**What you need to do:** All entries below are to be set down again exactly as given.

**Data extract:**

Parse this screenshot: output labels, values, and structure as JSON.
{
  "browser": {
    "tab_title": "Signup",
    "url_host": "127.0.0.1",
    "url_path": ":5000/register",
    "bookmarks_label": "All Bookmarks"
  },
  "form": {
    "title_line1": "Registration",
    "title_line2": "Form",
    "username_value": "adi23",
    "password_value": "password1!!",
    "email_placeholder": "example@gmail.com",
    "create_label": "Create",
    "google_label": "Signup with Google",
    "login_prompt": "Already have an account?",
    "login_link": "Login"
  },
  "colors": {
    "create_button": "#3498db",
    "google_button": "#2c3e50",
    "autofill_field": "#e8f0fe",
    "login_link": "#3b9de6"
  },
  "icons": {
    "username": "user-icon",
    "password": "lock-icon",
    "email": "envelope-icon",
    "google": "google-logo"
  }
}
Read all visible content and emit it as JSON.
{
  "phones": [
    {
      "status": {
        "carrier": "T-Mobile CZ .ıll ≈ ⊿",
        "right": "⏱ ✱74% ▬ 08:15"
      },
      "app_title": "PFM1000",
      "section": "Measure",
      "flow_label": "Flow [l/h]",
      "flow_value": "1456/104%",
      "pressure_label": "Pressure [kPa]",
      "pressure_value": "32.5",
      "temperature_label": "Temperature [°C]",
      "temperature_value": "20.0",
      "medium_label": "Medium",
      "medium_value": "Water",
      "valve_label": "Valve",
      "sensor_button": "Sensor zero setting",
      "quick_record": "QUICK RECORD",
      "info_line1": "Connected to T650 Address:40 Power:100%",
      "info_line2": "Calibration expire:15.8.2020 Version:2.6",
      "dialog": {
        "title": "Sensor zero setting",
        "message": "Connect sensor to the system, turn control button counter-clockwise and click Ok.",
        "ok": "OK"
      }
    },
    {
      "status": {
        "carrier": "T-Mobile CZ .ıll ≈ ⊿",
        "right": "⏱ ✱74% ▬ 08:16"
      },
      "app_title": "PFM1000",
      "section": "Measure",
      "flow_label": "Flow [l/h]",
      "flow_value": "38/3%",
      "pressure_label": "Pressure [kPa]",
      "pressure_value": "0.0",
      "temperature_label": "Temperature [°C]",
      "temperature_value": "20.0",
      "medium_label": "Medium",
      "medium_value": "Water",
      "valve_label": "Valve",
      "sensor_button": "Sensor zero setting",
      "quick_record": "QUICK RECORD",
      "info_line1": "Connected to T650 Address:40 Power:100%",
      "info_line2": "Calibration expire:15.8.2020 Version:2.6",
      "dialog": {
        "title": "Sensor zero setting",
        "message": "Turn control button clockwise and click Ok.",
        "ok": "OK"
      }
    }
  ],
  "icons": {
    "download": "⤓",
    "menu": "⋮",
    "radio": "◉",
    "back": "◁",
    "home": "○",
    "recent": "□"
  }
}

**Finished task:**
Parse this screenshot: output labels, values, and structure as JSON.
{
  "browser": {
    "tab_title": "Signup",
    "url_host": "127.0.0.1",
    "url_path": ":5000/register",
    "bookmarks_label": "All Bookmarks"
  },
  "form": {
    "title_line1": "Registration",
    "title_line2": "Form",
    "username_value": "adi23",
    "password_value": "password1!!",
    "email_placeholder": "example@gmail.com",
    "create_label": "Create",
    "google_label": "Signup with Google",
    "login_prompt": "Already have an account?",
    "login_link": "Login"
  },
  "colors": {
    "create_button": "#3498db",
    "google_button": "#2c3e50",
    "autofill_field": "#e8f0fe",
    "login_link": "#3b9de6"
  },
  "icons": {
    "username": "user-icon",
    "password": "lock-icon",
    "email": "envelope-icon",
    "google": "google-logo"
  }
}
Read all visible content and emit it as JSON.
{
  "phones": [
    {
      "status": {
        "carrier": "T-Mobile CZ .ıll ≈ ⊿",
        "right": "⏱ ✱74% ▬ 08:15"
      },
      "app_title": "PFM1000",
      "section": "Measure",
      "flow_label": "Flow [l/h]",
      "flow_value": "1456/104%",
      "pressure_label": "Pressure [kPa]",
      "pressure_value": "32.5",
      "temperature_label": "Temperature [°C]",
      "temperature_value": "20.0",
      "medium_label": "Medium",
      "medium_value": "Water",
      "valve_label": "Valve",
      "sensor_button": "Sensor zero setting",
      "quick_record": "QUICK RECORD",
      "info_line1": "Connected to T650 Address:40 Power:100%",
      "info_line2": "Calibration expire:15.8.2020 Version:2.6",
      "dialog": {
        "title": "Sensor zero setting",
        "message": "Connect sensor to the system, turn control button counter-clockwise and click Ok.",
        "ok": "OK"
      }
    },
    {
      "status": {
        "carrier": "T-Mobile CZ .ıll ≈ ⊿",
        "right": "⏱ ✱74% ▬ 08:16"
      },
      "app_title": "PFM1000",
      "section": "Measure",
      "flow_label": "Flow [l/h]",
      "flow_value": "38/3%",
      "pressure_label": "Pressure [kPa]",
      "pressure_value": "0.0",
      "temperature_label": "Temperature [°C]",
      "temperature_value": "20.0",
      "medium_label": "Medium",
      "medium_value": "Water",
      "valve_label": "Valve",
      "sensor_button": "Sensor zero setting",
      "quick_record": "QUICK RECORD",
      "info_line1": "Connected to T650 Address:40 Power:100%",
      "info_line2": "Calibration expire:15.8.2020 Version:2.6",
      "dialog": {
        "title": "Sensor zero setting",
        "message": "Turn control button clockwise and click Ok.",
        "ok": "OK"
      }
    }
  ],
  "icons": {
    "download": "⤓",
    "menu": "⋮",
    "radio": "◉",
    "back": "◁",
    "home": "○",
    "recent": "□"
  }
}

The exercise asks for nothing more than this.